**Work instructions**
Although the records contain pictures, only their text should be reproduced, exactly as written.

*-*-*

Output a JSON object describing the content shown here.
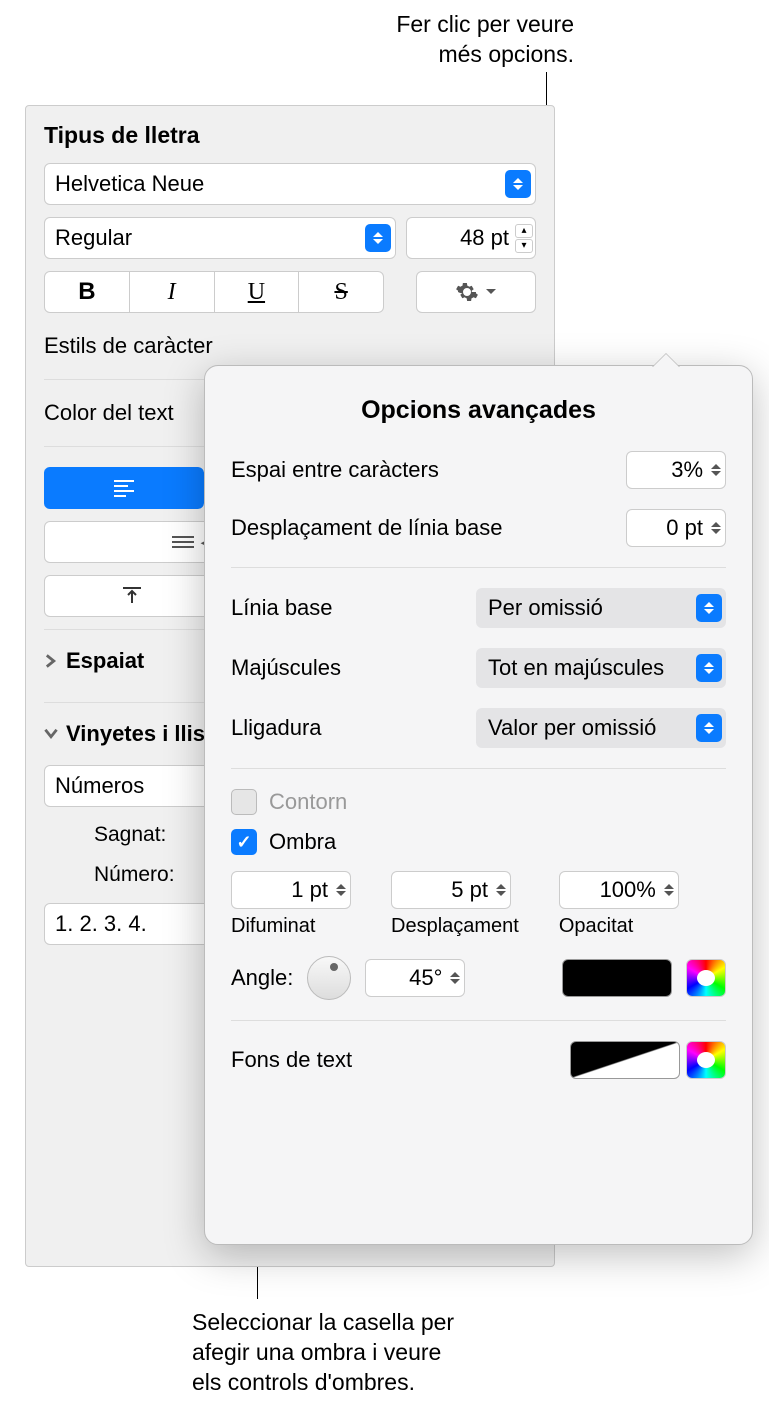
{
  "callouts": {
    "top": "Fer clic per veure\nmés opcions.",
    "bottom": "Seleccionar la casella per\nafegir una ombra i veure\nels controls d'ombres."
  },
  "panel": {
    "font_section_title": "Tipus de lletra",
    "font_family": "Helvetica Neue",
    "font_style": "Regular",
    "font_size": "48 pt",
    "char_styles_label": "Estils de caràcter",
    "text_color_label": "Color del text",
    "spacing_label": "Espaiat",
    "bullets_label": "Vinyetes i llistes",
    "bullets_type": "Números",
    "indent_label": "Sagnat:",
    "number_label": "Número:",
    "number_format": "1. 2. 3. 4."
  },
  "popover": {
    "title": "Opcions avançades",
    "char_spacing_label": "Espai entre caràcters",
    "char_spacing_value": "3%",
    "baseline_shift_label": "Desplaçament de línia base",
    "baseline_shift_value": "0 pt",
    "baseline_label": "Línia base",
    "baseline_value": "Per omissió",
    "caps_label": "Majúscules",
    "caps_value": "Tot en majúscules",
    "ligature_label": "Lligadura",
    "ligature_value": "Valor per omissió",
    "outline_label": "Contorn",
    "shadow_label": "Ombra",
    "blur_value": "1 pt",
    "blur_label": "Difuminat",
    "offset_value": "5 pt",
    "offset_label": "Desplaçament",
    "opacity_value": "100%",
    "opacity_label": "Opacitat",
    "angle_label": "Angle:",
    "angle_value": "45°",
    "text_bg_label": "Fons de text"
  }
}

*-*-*

**Solution for this problem**
Output a JSON object describing the content shown here.
{
  "callouts": {
    "top": "Fer clic per veure\nmés opcions.",
    "bottom": "Seleccionar la casella per\nafegir una ombra i veure\nels controls d'ombres."
  },
  "panel": {
    "font_section_title": "Tipus de lletra",
    "font_family": "Helvetica Neue",
    "font_style": "Regular",
    "font_size": "48 pt",
    "char_styles_label": "Estils de caràcter",
    "text_color_label": "Color del text",
    "spacing_label": "Espaiat",
    "bullets_label": "Vinyetes i llistes",
    "bullets_type": "Números",
    "indent_label": "Sagnat:",
    "number_label": "Número:",
    "number_format": "1. 2. 3. 4."
  },
  "popover": {
    "title": "Opcions avançades",
    "char_spacing_label": "Espai entre caràcters",
    "char_spacing_value": "3%",
    "baseline_shift_label": "Desplaçament de línia base",
    "baseline_shift_value": "0 pt",
    "baseline_label": "Línia base",
    "baseline_value": "Per omissió",
    "caps_label": "Majúscules",
    "caps_value": "Tot en majúscules",
    "ligature_label": "Lligadura",
    "ligature_value": "Valor per omissió",
    "outline_label": "Contorn",
    "shadow_label": "Ombra",
    "blur_value": "1 pt",
    "blur_label": "Difuminat",
    "offset_value": "5 pt",
    "offset_label": "Desplaçament",
    "opacity_value": "100%",
    "opacity_label": "Opacitat",
    "angle_label": "Angle:",
    "angle_value": "45°",
    "text_bg_label": "Fons de text"
  }
}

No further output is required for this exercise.